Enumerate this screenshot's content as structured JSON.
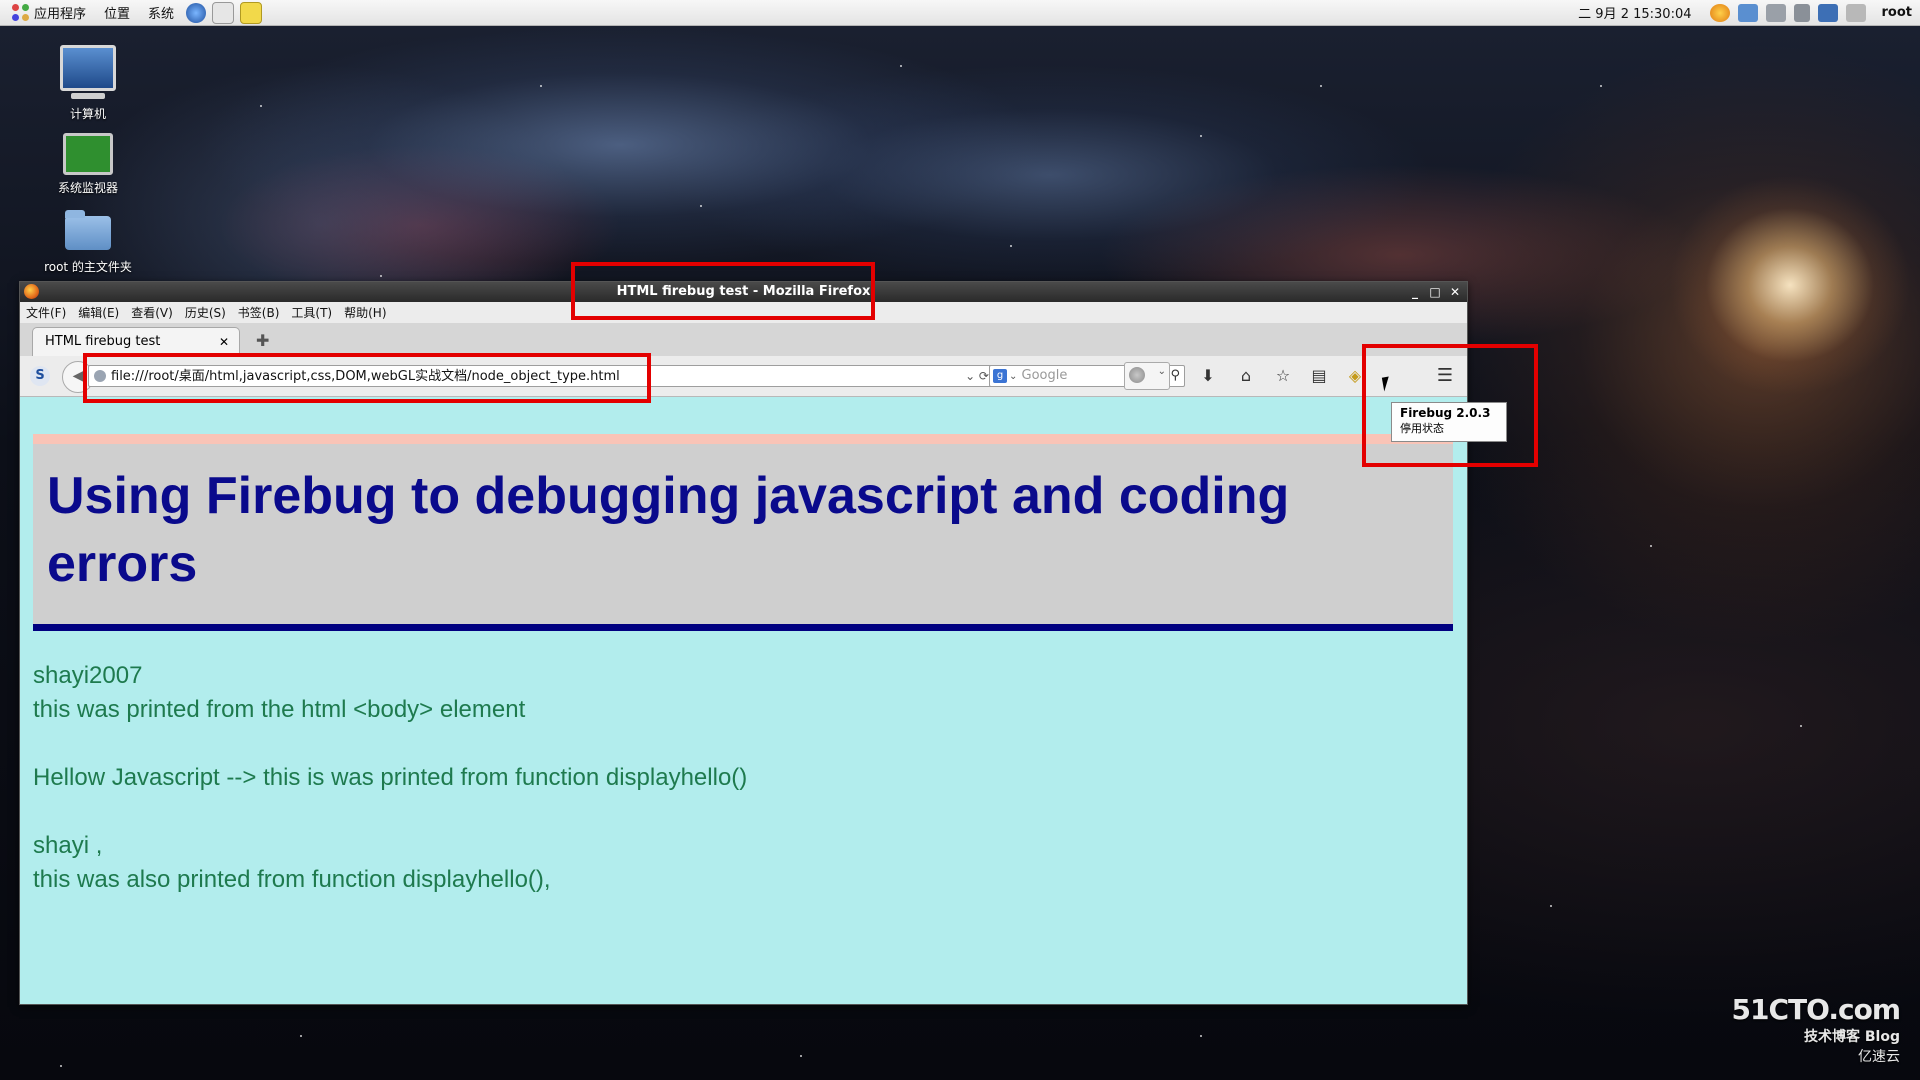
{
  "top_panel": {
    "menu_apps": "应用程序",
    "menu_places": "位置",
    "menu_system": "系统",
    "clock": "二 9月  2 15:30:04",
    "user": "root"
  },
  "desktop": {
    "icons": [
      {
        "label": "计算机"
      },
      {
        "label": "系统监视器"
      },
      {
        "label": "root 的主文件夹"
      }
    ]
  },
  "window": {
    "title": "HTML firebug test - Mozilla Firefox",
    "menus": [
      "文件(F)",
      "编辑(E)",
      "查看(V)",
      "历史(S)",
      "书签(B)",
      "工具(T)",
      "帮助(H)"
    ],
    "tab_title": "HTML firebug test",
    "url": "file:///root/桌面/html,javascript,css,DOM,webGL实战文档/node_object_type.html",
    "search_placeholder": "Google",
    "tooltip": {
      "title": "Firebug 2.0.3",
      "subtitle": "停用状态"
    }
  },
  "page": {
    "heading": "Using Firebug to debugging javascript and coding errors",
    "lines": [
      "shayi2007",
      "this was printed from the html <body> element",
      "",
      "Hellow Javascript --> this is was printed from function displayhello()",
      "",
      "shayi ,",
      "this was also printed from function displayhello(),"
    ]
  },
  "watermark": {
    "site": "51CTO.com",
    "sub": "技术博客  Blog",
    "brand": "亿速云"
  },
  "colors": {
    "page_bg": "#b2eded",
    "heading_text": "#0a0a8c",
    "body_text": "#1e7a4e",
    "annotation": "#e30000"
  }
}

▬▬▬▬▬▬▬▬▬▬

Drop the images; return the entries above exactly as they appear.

Enumerate this screenshot's content as structured JSON.
{
  "top_panel": {
    "menu_apps": "应用程序",
    "menu_places": "位置",
    "menu_system": "系统",
    "clock": "二 9月  2 15:30:04",
    "user": "root"
  },
  "desktop": {
    "icons": [
      {
        "label": "计算机"
      },
      {
        "label": "系统监视器"
      },
      {
        "label": "root 的主文件夹"
      }
    ]
  },
  "window": {
    "title": "HTML firebug test - Mozilla Firefox",
    "menus": [
      "文件(F)",
      "编辑(E)",
      "查看(V)",
      "历史(S)",
      "书签(B)",
      "工具(T)",
      "帮助(H)"
    ],
    "tab_title": "HTML firebug test",
    "url": "file:///root/桌面/html,javascript,css,DOM,webGL实战文档/node_object_type.html",
    "search_placeholder": "Google",
    "tooltip": {
      "title": "Firebug 2.0.3",
      "subtitle": "停用状态"
    }
  },
  "page": {
    "heading": "Using Firebug to debugging javascript and coding errors",
    "lines": [
      "shayi2007",
      "this was printed from the html <body> element",
      "",
      "Hellow Javascript --> this is was printed from function displayhello()",
      "",
      "shayi ,",
      "this was also printed from function displayhello(),"
    ]
  },
  "watermark": {
    "site": "51CTO.com",
    "sub": "技术博客  Blog",
    "brand": "亿速云"
  },
  "colors": {
    "page_bg": "#b2eded",
    "heading_text": "#0a0a8c",
    "body_text": "#1e7a4e",
    "annotation": "#e30000"
  }
}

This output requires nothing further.